When investing, do not own money market funds. In saving for your emergency reserves, yes, own money market funds. An important caution: Money market funds are pure commodities. What differentiates the highest- and lowest-yielding money market funds is cost. The correlation between high cost and low return or low cost and high return in money market funds is 0.99 -- almost perfect. Avoid high-cost money market funds at all costs in your emergency account.
ETFs vs. index funds
Recently we published a profile on Ben Stein and he mentioned you. Basically he said that you might disagree as to which are ultimately better -- index funds or exchange-traded funds -- but that he finds them equally attractive. You have been critical of ETFs. What don't you like about them?
It is not the idea of ETFs that I find unpersuasive. After all, if someone wants to buy the Vanguard Total Stock Market ETF compared to the Total Stock Market fund directly, or to that point buy the SPDR, which is an S&P 500 ETF, compared to the Vanguard 500 (Index Fund), I don't have a bone to pick with them. I would tell smaller investors who are dollar averaging: Don't touch the ETF, because every time you touch them you pay a commission.
In fact, I wouldn't buy the Vanguard ETF because you pay a commission. What's the matter with that? The answer is nothing. So Stein and I are on the same square. What troubles me and troubles me deeply is: What are ETFs? They are index funds that you can trade all day and they are index funds you pay a commission on. Those two things strike me as a great disadvantage.

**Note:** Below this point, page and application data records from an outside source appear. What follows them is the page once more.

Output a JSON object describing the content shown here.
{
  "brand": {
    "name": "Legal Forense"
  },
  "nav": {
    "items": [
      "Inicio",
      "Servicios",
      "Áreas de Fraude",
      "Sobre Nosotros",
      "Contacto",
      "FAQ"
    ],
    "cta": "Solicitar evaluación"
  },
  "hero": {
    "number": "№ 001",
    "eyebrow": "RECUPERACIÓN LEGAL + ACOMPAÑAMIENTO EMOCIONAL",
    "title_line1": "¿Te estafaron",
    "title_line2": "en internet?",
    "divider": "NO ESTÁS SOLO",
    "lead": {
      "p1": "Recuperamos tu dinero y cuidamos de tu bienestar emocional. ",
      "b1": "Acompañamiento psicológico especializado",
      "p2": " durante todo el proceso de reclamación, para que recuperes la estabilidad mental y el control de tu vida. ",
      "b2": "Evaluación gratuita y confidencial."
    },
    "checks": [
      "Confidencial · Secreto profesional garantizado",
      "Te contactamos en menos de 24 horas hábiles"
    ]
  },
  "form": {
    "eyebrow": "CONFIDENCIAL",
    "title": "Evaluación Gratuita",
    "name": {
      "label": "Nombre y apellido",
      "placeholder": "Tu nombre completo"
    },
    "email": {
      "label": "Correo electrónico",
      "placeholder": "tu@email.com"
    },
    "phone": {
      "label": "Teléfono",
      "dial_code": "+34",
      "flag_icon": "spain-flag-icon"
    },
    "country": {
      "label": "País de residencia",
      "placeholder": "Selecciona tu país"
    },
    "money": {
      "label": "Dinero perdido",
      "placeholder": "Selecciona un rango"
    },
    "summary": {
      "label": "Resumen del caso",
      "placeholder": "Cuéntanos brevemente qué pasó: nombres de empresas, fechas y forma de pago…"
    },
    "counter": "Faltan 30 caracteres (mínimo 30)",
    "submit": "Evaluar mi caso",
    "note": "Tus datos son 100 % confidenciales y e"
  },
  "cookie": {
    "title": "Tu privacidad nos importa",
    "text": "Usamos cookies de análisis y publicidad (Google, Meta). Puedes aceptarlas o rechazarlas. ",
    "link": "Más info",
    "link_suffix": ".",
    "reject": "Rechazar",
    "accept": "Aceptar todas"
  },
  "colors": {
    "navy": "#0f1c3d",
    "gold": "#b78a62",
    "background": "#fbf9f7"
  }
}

Trading is your enemy, because it's based on emotion. People do trade them with great rapidity. So I have a problem with trading ETFs, which you are lured into doing if you watch the market all day long, and also, the types of ETFs we have.
There are now 690 types of ETFs and only 12 are broad-market ETFs, like the S&P 500 or the World Stock index or similar total-stock indices. That leaves 678 funds that are vehicles for speculating. Whether it's in emerging cancer shares or the Taiwanese stock market, or the Nasdaq, those are speculative things to do. I can't tell you they won't work, but I can tell you that when you have a speculative instrument that you can trade all day long, I would bet an awful lot of money that you would be better off instead of doing a lot of trading over the next 10 years in those narrow, specialized, undiversified and, in terms of commissions, costly instruments -- you don't have a fighting chance of beating the kind of index strategy that I just described.
Vanguard 500 Index Fund is unequivocally the first index mutual fund. I don't dwell on my contributions such as they may be to the investing public. I've tried to do my best to build a better world for the average investor and, for that matter, for pension funds and institutional investors, too. Central to that was the creation of Vanguard, which was and is the only truly mutual mutual fund organization.
The management company is owned by the funds; its profits, now running about $12 billion a year, are largely rebated -- 98 percent or something -- to our fund shareholders in the form of lower expenses. Without that kind of structure, it would be very difficult to bring out an index fund.
We went no-load around the time the index fund was introduced. We then focused on being a low-cost provider in the mutual fund industry. And therefore following, when we became effective operationally in May 1975, the first thing on my agenda was to start an index fund, which depended on low cost to work. The chicken-and-the-egg is that Vanguard was the chicken, and the index fund, the egg. But which was the most important?
We've been the most innovative company in this industry. And, I would argue quickly, soundly innovative. I don't give you points for innovation if you bring out an Internet stock fund at the height of the stock market boom in early 2000. That's bad innovation. In terms of good innovation, I think it's pretty clear we've led the way.